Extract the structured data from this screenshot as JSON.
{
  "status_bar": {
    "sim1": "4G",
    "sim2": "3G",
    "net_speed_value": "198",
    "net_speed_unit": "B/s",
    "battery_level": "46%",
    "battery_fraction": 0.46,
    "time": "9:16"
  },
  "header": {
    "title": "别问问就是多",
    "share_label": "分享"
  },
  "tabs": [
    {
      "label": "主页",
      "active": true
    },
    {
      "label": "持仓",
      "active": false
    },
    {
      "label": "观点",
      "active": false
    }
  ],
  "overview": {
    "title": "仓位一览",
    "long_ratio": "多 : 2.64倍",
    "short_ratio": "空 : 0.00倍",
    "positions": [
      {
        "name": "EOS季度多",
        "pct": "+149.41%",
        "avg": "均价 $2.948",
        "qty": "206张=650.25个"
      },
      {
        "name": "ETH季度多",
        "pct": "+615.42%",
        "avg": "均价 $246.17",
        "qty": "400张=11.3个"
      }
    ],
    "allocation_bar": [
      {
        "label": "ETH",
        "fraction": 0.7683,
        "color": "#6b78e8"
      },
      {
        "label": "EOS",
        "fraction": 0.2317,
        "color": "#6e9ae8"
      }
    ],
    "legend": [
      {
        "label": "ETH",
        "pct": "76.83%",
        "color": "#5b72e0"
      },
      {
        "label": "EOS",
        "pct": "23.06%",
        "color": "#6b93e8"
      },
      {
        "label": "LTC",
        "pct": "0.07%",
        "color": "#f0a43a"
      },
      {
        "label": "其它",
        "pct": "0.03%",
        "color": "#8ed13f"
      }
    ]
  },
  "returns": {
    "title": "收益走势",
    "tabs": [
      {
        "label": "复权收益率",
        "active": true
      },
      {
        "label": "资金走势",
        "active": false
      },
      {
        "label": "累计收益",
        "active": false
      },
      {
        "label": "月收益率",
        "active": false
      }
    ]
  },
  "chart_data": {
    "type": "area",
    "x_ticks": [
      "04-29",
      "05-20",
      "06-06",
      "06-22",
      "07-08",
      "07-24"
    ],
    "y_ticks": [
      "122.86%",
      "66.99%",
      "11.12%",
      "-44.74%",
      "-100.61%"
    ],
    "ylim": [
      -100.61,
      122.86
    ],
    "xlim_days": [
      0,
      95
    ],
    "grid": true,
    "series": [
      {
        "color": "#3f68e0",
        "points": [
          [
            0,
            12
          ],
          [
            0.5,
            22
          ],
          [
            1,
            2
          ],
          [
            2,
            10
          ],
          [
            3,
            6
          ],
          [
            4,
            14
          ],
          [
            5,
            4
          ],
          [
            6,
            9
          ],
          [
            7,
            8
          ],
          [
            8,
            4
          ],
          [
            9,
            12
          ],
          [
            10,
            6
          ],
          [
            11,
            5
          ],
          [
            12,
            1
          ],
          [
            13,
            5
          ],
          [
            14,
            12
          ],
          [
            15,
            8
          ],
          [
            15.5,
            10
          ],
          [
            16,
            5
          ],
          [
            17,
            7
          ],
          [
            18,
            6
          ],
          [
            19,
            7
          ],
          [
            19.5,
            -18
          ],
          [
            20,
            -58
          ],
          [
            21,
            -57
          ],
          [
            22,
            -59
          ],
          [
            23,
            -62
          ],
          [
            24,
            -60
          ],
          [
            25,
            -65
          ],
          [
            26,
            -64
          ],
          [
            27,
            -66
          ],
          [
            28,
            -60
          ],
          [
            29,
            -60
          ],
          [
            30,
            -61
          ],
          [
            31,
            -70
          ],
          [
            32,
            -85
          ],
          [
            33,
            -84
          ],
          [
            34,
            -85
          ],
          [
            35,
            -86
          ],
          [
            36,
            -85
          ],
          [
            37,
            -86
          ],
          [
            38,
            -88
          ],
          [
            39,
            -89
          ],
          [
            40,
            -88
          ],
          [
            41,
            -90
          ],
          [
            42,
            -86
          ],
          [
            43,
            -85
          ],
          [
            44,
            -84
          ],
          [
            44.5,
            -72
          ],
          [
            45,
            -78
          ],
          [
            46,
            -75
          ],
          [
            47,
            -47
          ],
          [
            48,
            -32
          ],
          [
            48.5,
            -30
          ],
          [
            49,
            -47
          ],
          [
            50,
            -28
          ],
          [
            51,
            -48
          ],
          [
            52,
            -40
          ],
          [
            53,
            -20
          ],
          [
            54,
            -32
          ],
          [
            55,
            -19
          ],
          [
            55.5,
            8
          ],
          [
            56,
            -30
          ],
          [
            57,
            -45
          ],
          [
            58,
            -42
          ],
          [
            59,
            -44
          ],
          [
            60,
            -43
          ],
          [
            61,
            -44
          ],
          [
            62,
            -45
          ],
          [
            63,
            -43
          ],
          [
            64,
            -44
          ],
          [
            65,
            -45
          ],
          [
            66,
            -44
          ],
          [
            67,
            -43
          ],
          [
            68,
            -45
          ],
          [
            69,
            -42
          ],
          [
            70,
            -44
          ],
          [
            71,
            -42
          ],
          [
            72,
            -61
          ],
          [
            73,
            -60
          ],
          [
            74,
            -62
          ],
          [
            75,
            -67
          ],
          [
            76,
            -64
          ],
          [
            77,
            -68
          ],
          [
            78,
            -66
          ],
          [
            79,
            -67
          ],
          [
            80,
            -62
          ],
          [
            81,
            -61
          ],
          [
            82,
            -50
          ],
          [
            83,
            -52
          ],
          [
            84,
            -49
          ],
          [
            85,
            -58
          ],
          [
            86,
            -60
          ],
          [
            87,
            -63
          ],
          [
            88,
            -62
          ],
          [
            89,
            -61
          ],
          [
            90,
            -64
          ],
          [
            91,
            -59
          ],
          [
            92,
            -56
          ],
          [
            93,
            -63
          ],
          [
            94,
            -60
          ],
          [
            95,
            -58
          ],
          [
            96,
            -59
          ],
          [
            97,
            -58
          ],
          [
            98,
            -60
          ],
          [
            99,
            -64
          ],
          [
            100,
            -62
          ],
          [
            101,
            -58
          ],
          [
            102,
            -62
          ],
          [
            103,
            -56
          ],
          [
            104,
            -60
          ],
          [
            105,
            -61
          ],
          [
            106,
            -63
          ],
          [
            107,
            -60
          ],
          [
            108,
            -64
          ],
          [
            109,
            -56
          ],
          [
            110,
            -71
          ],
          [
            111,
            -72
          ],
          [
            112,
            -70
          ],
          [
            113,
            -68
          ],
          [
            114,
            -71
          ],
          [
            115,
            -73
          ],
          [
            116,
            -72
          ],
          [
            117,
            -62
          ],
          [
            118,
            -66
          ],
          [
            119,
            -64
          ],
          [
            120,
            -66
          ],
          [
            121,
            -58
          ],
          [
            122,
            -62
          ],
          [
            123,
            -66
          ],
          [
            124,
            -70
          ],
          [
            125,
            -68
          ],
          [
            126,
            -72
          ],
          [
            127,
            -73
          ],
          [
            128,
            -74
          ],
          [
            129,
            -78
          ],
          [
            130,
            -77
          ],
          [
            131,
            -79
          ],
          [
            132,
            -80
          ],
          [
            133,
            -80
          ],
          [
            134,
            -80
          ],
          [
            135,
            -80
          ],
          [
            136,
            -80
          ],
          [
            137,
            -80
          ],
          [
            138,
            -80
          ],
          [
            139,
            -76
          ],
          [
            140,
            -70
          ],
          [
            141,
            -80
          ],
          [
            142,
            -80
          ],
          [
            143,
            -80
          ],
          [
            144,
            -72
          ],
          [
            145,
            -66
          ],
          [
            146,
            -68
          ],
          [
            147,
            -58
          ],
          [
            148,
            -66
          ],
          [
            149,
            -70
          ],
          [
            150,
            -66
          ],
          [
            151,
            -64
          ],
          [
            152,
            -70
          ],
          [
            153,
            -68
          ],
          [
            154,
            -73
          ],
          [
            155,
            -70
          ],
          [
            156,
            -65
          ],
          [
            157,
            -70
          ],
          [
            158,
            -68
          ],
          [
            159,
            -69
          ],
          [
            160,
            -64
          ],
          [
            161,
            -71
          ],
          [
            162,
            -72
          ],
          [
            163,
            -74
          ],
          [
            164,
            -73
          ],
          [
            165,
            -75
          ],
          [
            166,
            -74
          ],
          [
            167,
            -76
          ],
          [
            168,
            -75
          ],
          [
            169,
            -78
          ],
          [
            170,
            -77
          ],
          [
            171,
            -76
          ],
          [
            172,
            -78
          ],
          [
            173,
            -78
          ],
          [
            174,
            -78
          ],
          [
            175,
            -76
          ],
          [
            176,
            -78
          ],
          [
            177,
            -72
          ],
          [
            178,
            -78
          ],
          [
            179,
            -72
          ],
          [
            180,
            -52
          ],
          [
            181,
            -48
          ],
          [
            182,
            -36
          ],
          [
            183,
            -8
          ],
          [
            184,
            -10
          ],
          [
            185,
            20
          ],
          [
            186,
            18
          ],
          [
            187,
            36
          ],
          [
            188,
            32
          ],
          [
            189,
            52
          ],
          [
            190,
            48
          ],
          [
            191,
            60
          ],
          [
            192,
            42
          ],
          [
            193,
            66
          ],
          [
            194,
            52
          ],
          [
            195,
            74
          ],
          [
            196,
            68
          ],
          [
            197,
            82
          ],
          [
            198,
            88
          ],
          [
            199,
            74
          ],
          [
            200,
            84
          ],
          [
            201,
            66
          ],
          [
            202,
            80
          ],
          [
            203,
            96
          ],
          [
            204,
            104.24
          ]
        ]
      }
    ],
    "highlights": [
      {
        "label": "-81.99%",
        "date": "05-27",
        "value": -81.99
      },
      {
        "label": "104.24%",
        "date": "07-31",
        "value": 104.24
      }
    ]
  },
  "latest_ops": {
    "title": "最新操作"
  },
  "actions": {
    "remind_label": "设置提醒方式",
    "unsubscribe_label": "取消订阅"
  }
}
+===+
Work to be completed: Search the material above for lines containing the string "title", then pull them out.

Answer space:
    "title": "别问问就是多",
    "title": "仓位一览",
    "title": "收益走势",
    "title": "最新操作"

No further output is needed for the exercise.